A Note from Fatty: Be sure to check in tomorrow, when I will be launching the contest where you can fight cancer and win the Orbea Orca / Diva with the Shimano Dura-Ace Di2 build. This bike is a work of art (click the thumbnail to the right for a larger view of the bike). Very fast, light, responsive, and technically-advanced art. Rideable art that retails for $9600. That your riding friends will be jealous of forever and ever, and rightly so.
So, like I said: Check back tomorrow. And bring your wallet.
Another Note from Fatty: Team Fatty members (all cities), you’ll be able to work toward winning this bike by getting people to donate to your LiveStrong Challenge page. So start bugging your friends and family now and tell them to start donating right now. All donations made to your account starting last Friday count toward your chances of winning this bike.

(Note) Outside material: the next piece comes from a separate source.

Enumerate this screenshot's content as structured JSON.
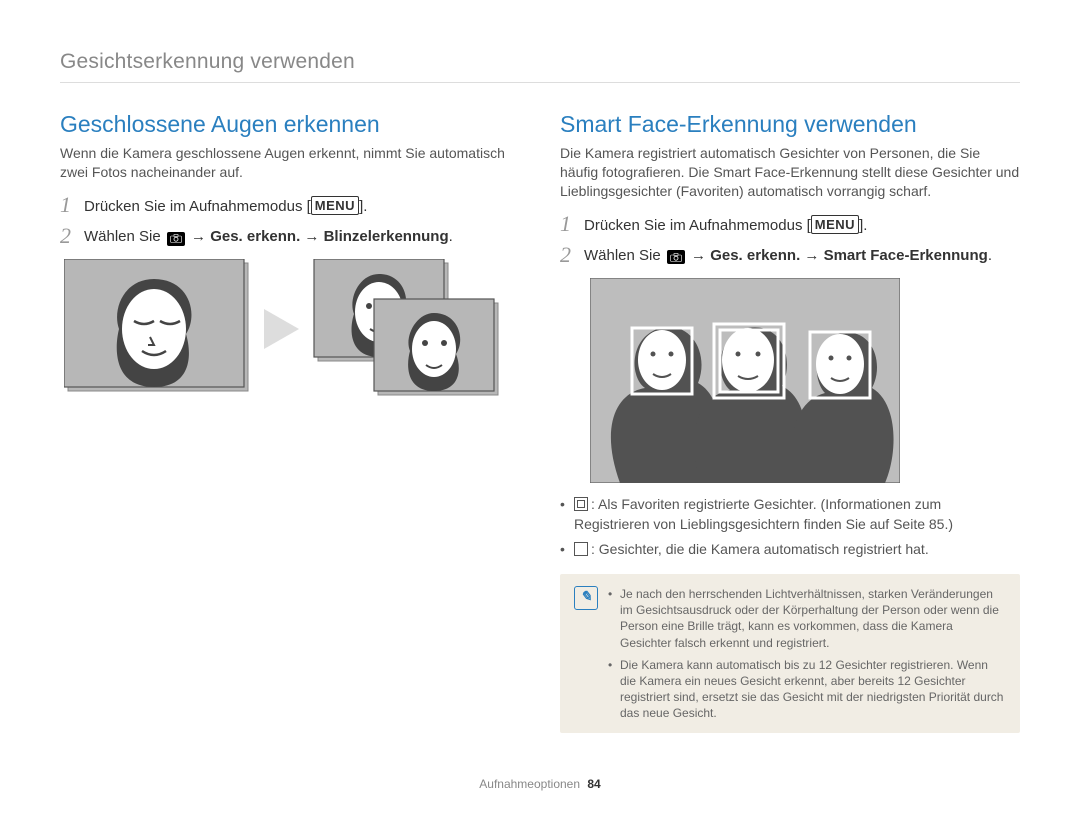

For each of the past twelve years, I’ve signed up for the Leadville 100. I’ve started all twelve times, and I’ve finished all twelve times (stories here, here, and here, just for example). I’ve been as fast as 9:13, and as slow as 11:40. This race is one of my very favorite annual traditions. If, for instance, I had to give up my birthday and Father’s Day to go to Leadville, it would be a very easy trade. I’d throw in Halloween and Thanksgiving, too. And Arbor day.
But here’s a little surprise I wasn’t planning to reveal until after this year’s race: I’m currently in very good shape. I weigh about 161 pounds and am currently riding with the fast guys in my group. Last Saturday as we rode together, Kenny said I was climbing stronger than I ever have before.
The weight loss has been easy this year: my interest in food is way down. Evidently, I’m only a stress eater up to a certain level of stress. Past that, I start to forget about food.
And the “fast” part has come easily this year, too. My two hours on a bike every day has become more than a fun way to exercise and be with my friends; it’s become a pressure release valve. I’ve been riding angry, to good effect.
My descending skills have improved dramatically over the past season, too. In a race that includes several multiple-mile descents, that could buy me several important minutes.
Add in an extremely light and responsive bike — my Gary Fisher Superfly Singlespeed — and I’ve got myself a recipe for a fast Leadville 100. Certainly not in under nine hours, but quite possibly under 9:30. And on a singlespeed, that’s not half bad.
But I just don’t see how I can go.
I’ve always made a four-day trip out of the Leadville 100. Leave Utah (or Washington for a couple years) on Thursday, hang out in Leadville on Friday, race on Saturday, come home on Sunday.
Theoretically, I could shorten this to an extremely tightly-scheduled (and exhausting) Friday-Saturday trip. But the fact is, the annual Leadville 100 trip stopped being mostly about the race a long time ago — I’d say about 70% of why I like to be there is to catch up with old friends and spend a couple days wandering around the town being a bike bum.
And there is just no possible way I can leave Susan for four days — or even two days — right now. The truth is, last Saturday I had a difficult time leaving her for six hours. Sometimes she needs me — and only me. And sometimes I just need to be with her. True, she spends about 20-22 hours of most days sleeping now, but when she wakes up, she calls for me. And I need to be there.
I guess it says how much I love this race, though, that in spite of the realities of my situation, I still play through the possible scenarios, trying to find the path that lets me go to Leadville without feeling like a total heel.
In my heart I know there’s no such path. But my head’s still looking for it.
And I guess that at least a piece of me thinks I can still go, because when friends ask whether I’m going to Leadville, I say, “I’m at about 10-90 right now.”
But that 10% chance — which is in all honesty more like a 3% chance — is enough for me to keep training like I’m all in.
I know: it’s just a race, and it’s not as important as taking care of Susan and my family right now.
Still: when you’ve done something every single year for a dozen years, missing it for the first time isn’t easy.